*** Opening of Data in this exercise ***

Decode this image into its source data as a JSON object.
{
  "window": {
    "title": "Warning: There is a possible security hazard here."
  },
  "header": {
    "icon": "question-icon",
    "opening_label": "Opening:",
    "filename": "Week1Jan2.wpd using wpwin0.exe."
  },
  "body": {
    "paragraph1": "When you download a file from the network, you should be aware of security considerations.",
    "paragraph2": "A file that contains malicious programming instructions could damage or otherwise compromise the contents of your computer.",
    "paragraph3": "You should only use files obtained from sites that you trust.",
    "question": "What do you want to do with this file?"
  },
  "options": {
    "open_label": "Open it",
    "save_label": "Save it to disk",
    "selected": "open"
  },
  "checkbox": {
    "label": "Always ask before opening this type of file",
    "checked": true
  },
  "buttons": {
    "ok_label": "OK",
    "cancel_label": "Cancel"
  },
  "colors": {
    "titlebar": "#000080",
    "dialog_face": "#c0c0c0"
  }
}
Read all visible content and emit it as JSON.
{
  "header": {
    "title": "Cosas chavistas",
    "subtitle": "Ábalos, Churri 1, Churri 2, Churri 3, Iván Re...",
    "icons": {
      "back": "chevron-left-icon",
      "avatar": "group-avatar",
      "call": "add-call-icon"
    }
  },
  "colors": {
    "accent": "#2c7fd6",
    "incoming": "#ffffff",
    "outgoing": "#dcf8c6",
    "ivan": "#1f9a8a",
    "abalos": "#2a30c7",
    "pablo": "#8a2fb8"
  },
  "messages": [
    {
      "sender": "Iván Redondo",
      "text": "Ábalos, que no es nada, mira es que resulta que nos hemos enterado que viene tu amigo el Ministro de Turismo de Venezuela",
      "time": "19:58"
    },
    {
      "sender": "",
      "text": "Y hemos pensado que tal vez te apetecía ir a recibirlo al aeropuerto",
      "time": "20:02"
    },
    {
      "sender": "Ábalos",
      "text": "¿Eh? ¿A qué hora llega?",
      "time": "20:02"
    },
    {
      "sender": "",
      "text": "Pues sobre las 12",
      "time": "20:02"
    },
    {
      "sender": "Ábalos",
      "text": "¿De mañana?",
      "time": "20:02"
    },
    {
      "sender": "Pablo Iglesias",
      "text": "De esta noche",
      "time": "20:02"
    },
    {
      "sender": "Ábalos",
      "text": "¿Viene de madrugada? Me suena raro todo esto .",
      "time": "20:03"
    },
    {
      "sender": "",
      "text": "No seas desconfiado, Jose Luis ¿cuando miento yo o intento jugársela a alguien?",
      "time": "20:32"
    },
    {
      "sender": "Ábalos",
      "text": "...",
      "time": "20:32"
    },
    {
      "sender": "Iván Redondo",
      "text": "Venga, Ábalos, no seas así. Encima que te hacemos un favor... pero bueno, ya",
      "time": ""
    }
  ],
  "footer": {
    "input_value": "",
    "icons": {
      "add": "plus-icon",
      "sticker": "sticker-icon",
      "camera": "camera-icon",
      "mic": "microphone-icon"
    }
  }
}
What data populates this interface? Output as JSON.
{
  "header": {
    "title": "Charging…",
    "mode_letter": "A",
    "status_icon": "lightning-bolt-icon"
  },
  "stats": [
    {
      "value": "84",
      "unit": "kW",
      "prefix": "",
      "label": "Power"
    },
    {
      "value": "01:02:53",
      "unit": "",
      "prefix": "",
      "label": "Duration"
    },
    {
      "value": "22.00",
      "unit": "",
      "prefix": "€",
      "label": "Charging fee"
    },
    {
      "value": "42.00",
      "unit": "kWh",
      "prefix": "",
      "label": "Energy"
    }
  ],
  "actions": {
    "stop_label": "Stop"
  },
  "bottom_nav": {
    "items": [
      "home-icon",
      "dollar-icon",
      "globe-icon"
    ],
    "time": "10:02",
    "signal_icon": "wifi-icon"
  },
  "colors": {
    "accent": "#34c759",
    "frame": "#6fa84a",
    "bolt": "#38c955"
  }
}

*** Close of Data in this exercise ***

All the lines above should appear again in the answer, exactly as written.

▸ Result for this exercise:
Decode this image into its source data as a JSON object.
{
  "window": {
    "title": "Warning: There is a possible security hazard here."
  },
  "header": {
    "icon": "question-icon",
    "opening_label": "Opening:",
    "filename": "Week1Jan2.wpd using wpwin0.exe."
  },
  "body": {
    "paragraph1": "When you download a file from the network, you should be aware of security considerations.",
    "paragraph2": "A file that contains malicious programming instructions could damage or otherwise compromise the contents of your computer.",
    "paragraph3": "You should only use files obtained from sites that you trust.",
    "question": "What do you want to do with this file?"
  },
  "options": {
    "open_label": "Open it",
    "save_label": "Save it to disk",
    "selected": "open"
  },
  "checkbox": {
    "label": "Always ask before opening this type of file",
    "checked": true
  },
  "buttons": {
    "ok_label": "OK",
    "cancel_label": "Cancel"
  },
  "colors": {
    "titlebar": "#000080",
    "dialog_face": "#c0c0c0"
  }
}
Read all visible content and emit it as JSON.
{
  "header": {
    "title": "Cosas chavistas",
    "subtitle": "Ábalos, Churri 1, Churri 2, Churri 3, Iván Re...",
    "icons": {
      "back": "chevron-left-icon",
      "avatar": "group-avatar",
      "call": "add-call-icon"
    }
  },
  "colors": {
    "accent": "#2c7fd6",
    "incoming": "#ffffff",
    "outgoing": "#dcf8c6",
    "ivan": "#1f9a8a",
    "abalos": "#2a30c7",
    "pablo": "#8a2fb8"
  },
  "messages": [
    {
      "sender": "Iván Redondo",
      "text": "Ábalos, que no es nada, mira es que resulta que nos hemos enterado que viene tu amigo el Ministro de Turismo de Venezuela",
      "time": "19:58"
    },
    {
      "sender": "",
      "text": "Y hemos pensado que tal vez te apetecía ir a recibirlo al aeropuerto",
      "time": "20:02"
    },
    {
      "sender": "Ábalos",
      "text": "¿Eh? ¿A qué hora llega?",
      "time": "20:02"
    },
    {
      "sender": "",
      "text": "Pues sobre las 12",
      "time": "20:02"
    },
    {
      "sender": "Ábalos",
      "text": "¿De mañana?",
      "time": "20:02"
    },
    {
      "sender": "Pablo Iglesias",
      "text": "De esta noche",
      "time": "20:02"
    },
    {
      "sender": "Ábalos",
      "text": "¿Viene de madrugada? Me suena raro todo esto .",
      "time": "20:03"
    },
    {
      "sender": "",
      "text": "No seas desconfiado, Jose Luis ¿cuando miento yo o intento jugársela a alguien?",
      "time": "20:32"
    },
    {
      "sender": "Ábalos",
      "text": "...",
      "time": "20:32"
    },
    {
      "sender": "Iván Redondo",
      "text": "Venga, Ábalos, no seas así. Encima que te hacemos un favor... pero bueno, ya",
      "time": ""
    }
  ],
  "footer": {
    "input_value": "",
    "icons": {
      "add": "plus-icon",
      "sticker": "sticker-icon",
      "camera": "camera-icon",
      "mic": "microphone-icon"
    }
  }
}
What data populates this interface? Output as JSON.
{
  "header": {
    "title": "Charging…",
    "mode_letter": "A",
    "status_icon": "lightning-bolt-icon"
  },
  "stats": [
    {
      "value": "84",
      "unit": "kW",
      "prefix": "",
      "label": "Power"
    },
    {
      "value": "01:02:53",
      "unit": "",
      "prefix": "",
      "label": "Duration"
    },
    {
      "value": "22.00",
      "unit": "",
      "prefix": "€",
      "label": "Charging fee"
    },
    {
      "value": "42.00",
      "unit": "kWh",
      "prefix": "",
      "label": "Energy"
    }
  ],
  "actions": {
    "stop_label": "Stop"
  },
  "bottom_nav": {
    "items": [
      "home-icon",
      "dollar-icon",
      "globe-icon"
    ],
    "time": "10:02",
    "signal_icon": "wifi-icon"
  },
  "colors": {
    "accent": "#34c759",
    "frame": "#6fa84a",
    "bolt": "#38c955"
  }
}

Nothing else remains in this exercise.